• Exercise input:
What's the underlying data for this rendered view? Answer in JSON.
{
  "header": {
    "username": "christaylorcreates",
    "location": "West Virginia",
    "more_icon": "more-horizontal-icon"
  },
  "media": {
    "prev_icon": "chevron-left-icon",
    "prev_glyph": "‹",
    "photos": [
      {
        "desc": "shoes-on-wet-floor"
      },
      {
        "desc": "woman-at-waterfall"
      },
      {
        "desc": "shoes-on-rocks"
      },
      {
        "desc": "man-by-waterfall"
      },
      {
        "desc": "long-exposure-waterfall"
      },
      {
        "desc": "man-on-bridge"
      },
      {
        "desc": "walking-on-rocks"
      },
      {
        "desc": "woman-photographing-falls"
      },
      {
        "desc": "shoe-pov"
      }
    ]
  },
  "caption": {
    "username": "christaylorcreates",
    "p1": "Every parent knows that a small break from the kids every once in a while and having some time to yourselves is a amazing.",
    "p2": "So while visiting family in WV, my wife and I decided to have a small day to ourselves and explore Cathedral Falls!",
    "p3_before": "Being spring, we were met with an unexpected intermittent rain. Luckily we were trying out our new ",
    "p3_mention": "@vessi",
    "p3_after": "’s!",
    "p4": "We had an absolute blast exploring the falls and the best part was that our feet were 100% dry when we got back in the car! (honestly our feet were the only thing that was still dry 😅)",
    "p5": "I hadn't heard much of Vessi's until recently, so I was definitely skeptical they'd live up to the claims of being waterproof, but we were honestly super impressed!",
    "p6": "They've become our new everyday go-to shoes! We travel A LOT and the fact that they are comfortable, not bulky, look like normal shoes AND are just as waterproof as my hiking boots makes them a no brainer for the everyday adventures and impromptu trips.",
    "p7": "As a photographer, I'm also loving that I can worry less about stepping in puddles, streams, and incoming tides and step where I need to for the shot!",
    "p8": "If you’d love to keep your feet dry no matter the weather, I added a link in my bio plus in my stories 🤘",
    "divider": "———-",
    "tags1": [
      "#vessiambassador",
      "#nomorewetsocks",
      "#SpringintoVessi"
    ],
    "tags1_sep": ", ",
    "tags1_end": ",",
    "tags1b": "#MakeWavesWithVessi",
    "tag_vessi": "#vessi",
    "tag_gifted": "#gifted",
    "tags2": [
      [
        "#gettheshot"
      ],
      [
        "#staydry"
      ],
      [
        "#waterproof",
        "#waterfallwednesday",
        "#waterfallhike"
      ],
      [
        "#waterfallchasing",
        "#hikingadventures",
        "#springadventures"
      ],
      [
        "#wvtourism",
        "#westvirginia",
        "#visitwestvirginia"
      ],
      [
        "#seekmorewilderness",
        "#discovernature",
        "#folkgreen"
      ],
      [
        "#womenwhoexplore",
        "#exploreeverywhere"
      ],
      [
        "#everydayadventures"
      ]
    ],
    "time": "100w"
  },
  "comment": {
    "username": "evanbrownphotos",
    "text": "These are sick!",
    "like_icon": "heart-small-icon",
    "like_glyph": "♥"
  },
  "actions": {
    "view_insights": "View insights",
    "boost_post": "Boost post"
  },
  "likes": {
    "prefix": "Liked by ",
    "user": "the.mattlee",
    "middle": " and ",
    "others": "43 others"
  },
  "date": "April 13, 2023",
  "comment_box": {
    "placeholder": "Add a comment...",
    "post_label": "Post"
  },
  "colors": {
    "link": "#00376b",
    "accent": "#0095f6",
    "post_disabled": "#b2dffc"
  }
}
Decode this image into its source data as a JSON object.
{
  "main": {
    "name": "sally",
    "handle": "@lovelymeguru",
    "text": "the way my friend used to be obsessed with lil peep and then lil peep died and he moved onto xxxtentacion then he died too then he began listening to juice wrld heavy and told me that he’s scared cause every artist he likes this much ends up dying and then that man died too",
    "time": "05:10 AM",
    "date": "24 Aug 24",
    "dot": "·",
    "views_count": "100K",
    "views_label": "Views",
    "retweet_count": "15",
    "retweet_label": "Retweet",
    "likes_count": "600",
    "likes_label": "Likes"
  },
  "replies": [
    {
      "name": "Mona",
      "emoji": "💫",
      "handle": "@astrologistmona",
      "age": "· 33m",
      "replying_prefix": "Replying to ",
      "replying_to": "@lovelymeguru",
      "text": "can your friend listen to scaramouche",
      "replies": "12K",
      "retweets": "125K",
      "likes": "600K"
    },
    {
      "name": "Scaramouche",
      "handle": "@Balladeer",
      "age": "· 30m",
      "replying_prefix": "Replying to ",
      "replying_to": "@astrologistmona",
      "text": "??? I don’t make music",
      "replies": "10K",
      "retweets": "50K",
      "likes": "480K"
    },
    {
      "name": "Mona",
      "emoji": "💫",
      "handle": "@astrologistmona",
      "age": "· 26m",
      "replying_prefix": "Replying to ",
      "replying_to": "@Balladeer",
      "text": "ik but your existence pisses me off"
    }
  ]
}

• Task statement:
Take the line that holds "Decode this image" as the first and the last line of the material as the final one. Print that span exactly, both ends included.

• Solution to the problem:
Decode this image into its source data as a JSON object.
{
  "main": {
    "name": "sally",
    "handle": "@lovelymeguru",
    "text": "the way my friend used to be obsessed with lil peep and then lil peep died and he moved onto xxxtentacion then he died too then he began listening to juice wrld heavy and told me that he’s scared cause every artist he likes this much ends up dying and then that man died too",
    "time": "05:10 AM",
    "date": "24 Aug 24",
    "dot": "·",
    "views_count": "100K",
    "views_label": "Views",
    "retweet_count": "15",
    "retweet_label": "Retweet",
    "likes_count": "600",
    "likes_label": "Likes"
  },
  "replies": [
    {
      "name": "Mona",
      "emoji": "💫",
      "handle": "@astrologistmona",
      "age": "· 33m",
      "replying_prefix": "Replying to ",
      "replying_to": "@lovelymeguru",
      "text": "can your friend listen to scaramouche",
      "replies": "12K",
      "retweets": "125K",
      "likes": "600K"
    },
    {
      "name": "Scaramouche",
      "handle": "@Balladeer",
      "age": "· 30m",
      "replying_prefix": "Replying to ",
      "replying_to": "@astrologistmona",
      "text": "??? I don’t make music",
      "replies": "10K",
      "retweets": "50K",
      "likes": "480K"
    },
    {
      "name": "Mona",
      "emoji": "💫",
      "handle": "@astrologistmona",
      "age": "· 26m",
      "replying_prefix": "Replying to ",
      "replying_to": "@Balladeer",
      "text": "ik but your existence pisses me off"
    }
  ]
}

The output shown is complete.